■ Material shown ■
○ ○ ○ ○ ○
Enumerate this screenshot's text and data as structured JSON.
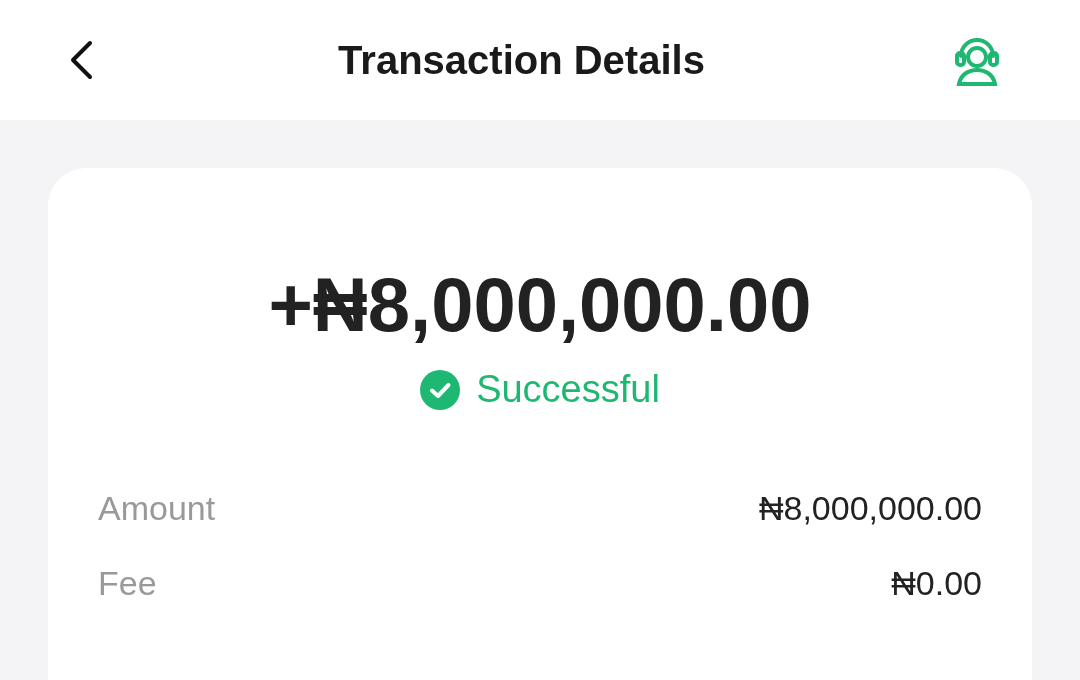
{
  "header": {
    "title": "Transaction Details"
  },
  "summary": {
    "amount": "+₦8,000,000.00",
    "status": {
      "label": "Successful",
      "kind": "success"
    }
  },
  "details": [
    {
      "label": "Amount",
      "value": "₦8,000,000.00"
    },
    {
      "label": "Fee",
      "value": "₦0.00"
    }
  ]
}
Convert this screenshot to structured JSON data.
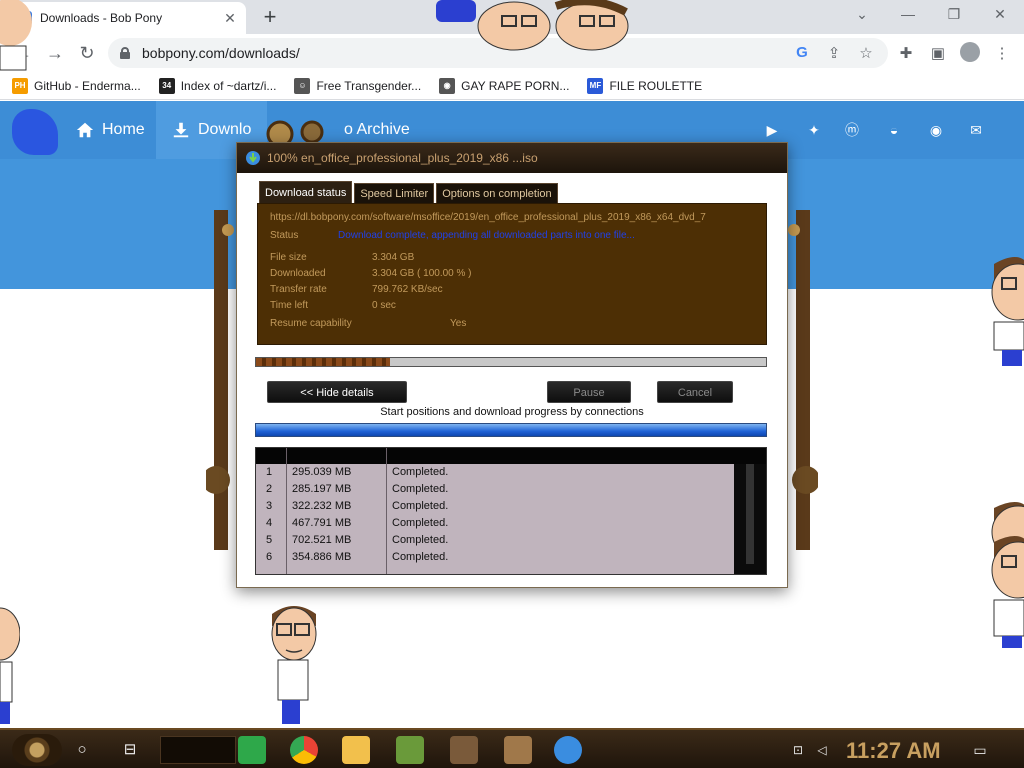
{
  "browser": {
    "tab_title": "Downloads - Bob Pony",
    "tab_close": "✕",
    "new_tab": "+",
    "url": "bobpony.com/downloads/",
    "window_controls": {
      "dropdown": "⌄",
      "minimize": "—",
      "restore": "❐",
      "close": "✕"
    },
    "bookmarks": [
      {
        "label": "GitHub - Enderma...",
        "icon": "PH",
        "color": "#f59c00"
      },
      {
        "label": "Index of ~dartz/i...",
        "icon": "34",
        "color": "#222222"
      },
      {
        "label": "Free Transgender...",
        "icon": "☺",
        "color": "#555555"
      },
      {
        "label": "GAY RAPE PORN...",
        "icon": "◉",
        "color": "#555555"
      },
      {
        "label": "FILE ROULETTE",
        "icon": "MF",
        "color": "#2a5ad8"
      }
    ]
  },
  "site": {
    "nav": {
      "home": "Home",
      "downloads": "Downlo",
      "archive": "o Archive"
    },
    "social_icons": [
      "youtube-icon",
      "twitter-icon",
      "mastodon-icon",
      "discord-icon",
      "github-icon",
      "email-icon"
    ]
  },
  "dialog": {
    "title": "100% en_office_professional_plus_2019_x86 ...iso",
    "tabs": [
      "Download status",
      "Speed Limiter",
      "Options on completion"
    ],
    "info": {
      "url": "https://dl.bobpony.com/software/msoffice/2019/en_office_professional_plus_2019_x86_x64_dvd_7",
      "status_label": "Status",
      "status_value": "Download complete, appending all downloaded parts into one file...",
      "file_size_label": "File size",
      "file_size_value": "3.304  GB",
      "downloaded_label": "Downloaded",
      "downloaded_value": "3.304  GB  ( 100.00 % )",
      "rate_label": "Transfer rate",
      "rate_value": "799.762  KB/sec",
      "time_left_label": "Time left",
      "time_left_value": "0 sec",
      "resume_label": "Resume capability",
      "resume_value": "Yes"
    },
    "buttons": {
      "hide_details": "<< Hide details",
      "pause": "Pause",
      "cancel": "Cancel"
    },
    "connections_caption": "Start positions and download progress by connections",
    "connections": [
      {
        "n": "1",
        "size": "295.039  MB",
        "info": "Completed."
      },
      {
        "n": "2",
        "size": "285.197  MB",
        "info": "Completed."
      },
      {
        "n": "3",
        "size": "322.232  MB",
        "info": "Completed."
      },
      {
        "n": "4",
        "size": "467.791  MB",
        "info": "Completed."
      },
      {
        "n": "5",
        "size": "702.521  MB",
        "info": "Completed."
      },
      {
        "n": "6",
        "size": "354.886  MB",
        "info": "Completed."
      }
    ]
  },
  "taskbar": {
    "clock": "11:27 AM",
    "apps": [
      "notes-app-icon",
      "chrome-icon",
      "file-explorer-icon",
      "minecraft-icon",
      "game-launcher-icon",
      "character-app-icon",
      "download-manager-icon"
    ]
  },
  "colors": {
    "nav_blue": "#3d8dd6",
    "panel_brown": "#4d2f05",
    "status_blue": "#2040e8",
    "clock_gold": "#c8a060"
  }
}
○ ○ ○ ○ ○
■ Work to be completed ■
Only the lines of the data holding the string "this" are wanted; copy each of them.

■ Response below ■
Enumerate this screenshot's text and data as structured JSON.
Convert this screenshot to structured JSON data.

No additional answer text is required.